What is Social Work?
Social Workers are trained Allied Health professionals who work both individually or collectively with Speech Pathologists, Occupational Therapists, Physiotherapists and Psychologists.
Social Workers have the unique ability to build fast relationships, make you feel comfortable, and view your personal situation while considering all the social/environmental/physical/financial barriers you may be facing.
A Social Worker will work with you and your family to support you in using your own personal skills and experiences to better your life and situation and help you achieve your goals.
What do Social Workers do?
Social Workers provide face to face or telehealth supports, where they use counselling skills, art/play therapy, cognitive behavioural therapy, psychoeducation, grief and loss systems, and strength theory, along with many others individually suited to you, your situation and what you would like to achieve. Social Workers aim to provide you and your family with the skills to meet both your NDIS and personal goals.
How can Social Work assist you and/or your family?
Do you or your children struggle with any of the following?
- Attachment (difficulty separating and/or bonding with others)
- Emotional Regulation (unaware of emotions/unable to calm self)
- Anxiety (nervous, shy, uncomfortable in social situations, panic attacks)
- Disability Awareness (need disability education/assistance to accept diagnosis)
- Confidence (struggles with self-esteem/self-image)
- Resilience (ability to recover quickly from difficulties)
- Self-Advocacy (stand up for self, share views and thoughts with others)
- Assertiveness Skills (communicating honestly, clearly, directly, effectively, and positively with others)
- Friendship Development (ability to choose healthy friends, make friends and keep friends)
- Behaviour Support (experiences tantrums/meltdowns, hurts others, inability to follow routine)
- Social Skills (struggles with body language, eye contact, facial expression, play skills, conversation)
- Inclusion (feeling left out or isolated in home/community/education settings)
- Personal Space (enjoys or dislikes touch, leaves others feeling uncomfortable, unaware of boundaries)
- Problem Solving (struggles with community management, safety, prioritisation, finding solutions)

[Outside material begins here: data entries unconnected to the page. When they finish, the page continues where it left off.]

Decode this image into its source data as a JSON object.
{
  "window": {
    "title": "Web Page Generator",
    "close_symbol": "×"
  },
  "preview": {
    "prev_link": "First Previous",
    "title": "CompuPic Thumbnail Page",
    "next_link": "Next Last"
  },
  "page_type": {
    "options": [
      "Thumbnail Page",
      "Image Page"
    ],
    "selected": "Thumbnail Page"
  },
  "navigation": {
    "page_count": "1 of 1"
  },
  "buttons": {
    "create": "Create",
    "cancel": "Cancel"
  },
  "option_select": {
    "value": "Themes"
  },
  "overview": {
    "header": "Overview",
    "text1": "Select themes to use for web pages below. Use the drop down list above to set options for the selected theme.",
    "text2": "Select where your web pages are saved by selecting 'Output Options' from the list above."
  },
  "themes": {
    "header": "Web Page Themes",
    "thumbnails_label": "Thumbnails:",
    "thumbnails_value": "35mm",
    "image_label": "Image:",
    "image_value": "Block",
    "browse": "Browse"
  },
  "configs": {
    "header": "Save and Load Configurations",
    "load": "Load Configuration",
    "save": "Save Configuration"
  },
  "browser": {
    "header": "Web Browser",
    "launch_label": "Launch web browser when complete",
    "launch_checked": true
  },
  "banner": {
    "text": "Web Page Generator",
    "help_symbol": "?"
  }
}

- Relationships (difficulties with conflict management, puberty, intimacy, appropriate behaviours, safety, communication)
- Adjustment (struggles with changes in life or routine)

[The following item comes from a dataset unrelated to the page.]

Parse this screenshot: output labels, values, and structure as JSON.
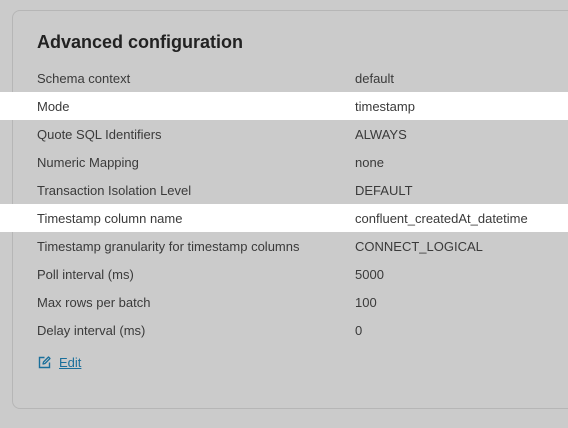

Do you or your children require assistance with any of the following?
If you answered yes to any of the above items, you or your family may benefit from getting in touch with a Social Worker to see how they can support you. Social Workers can also support NDIS participants with the above areas through their NDIS plan.
For more information on Social Work, or to get in touch with CPL today, click here.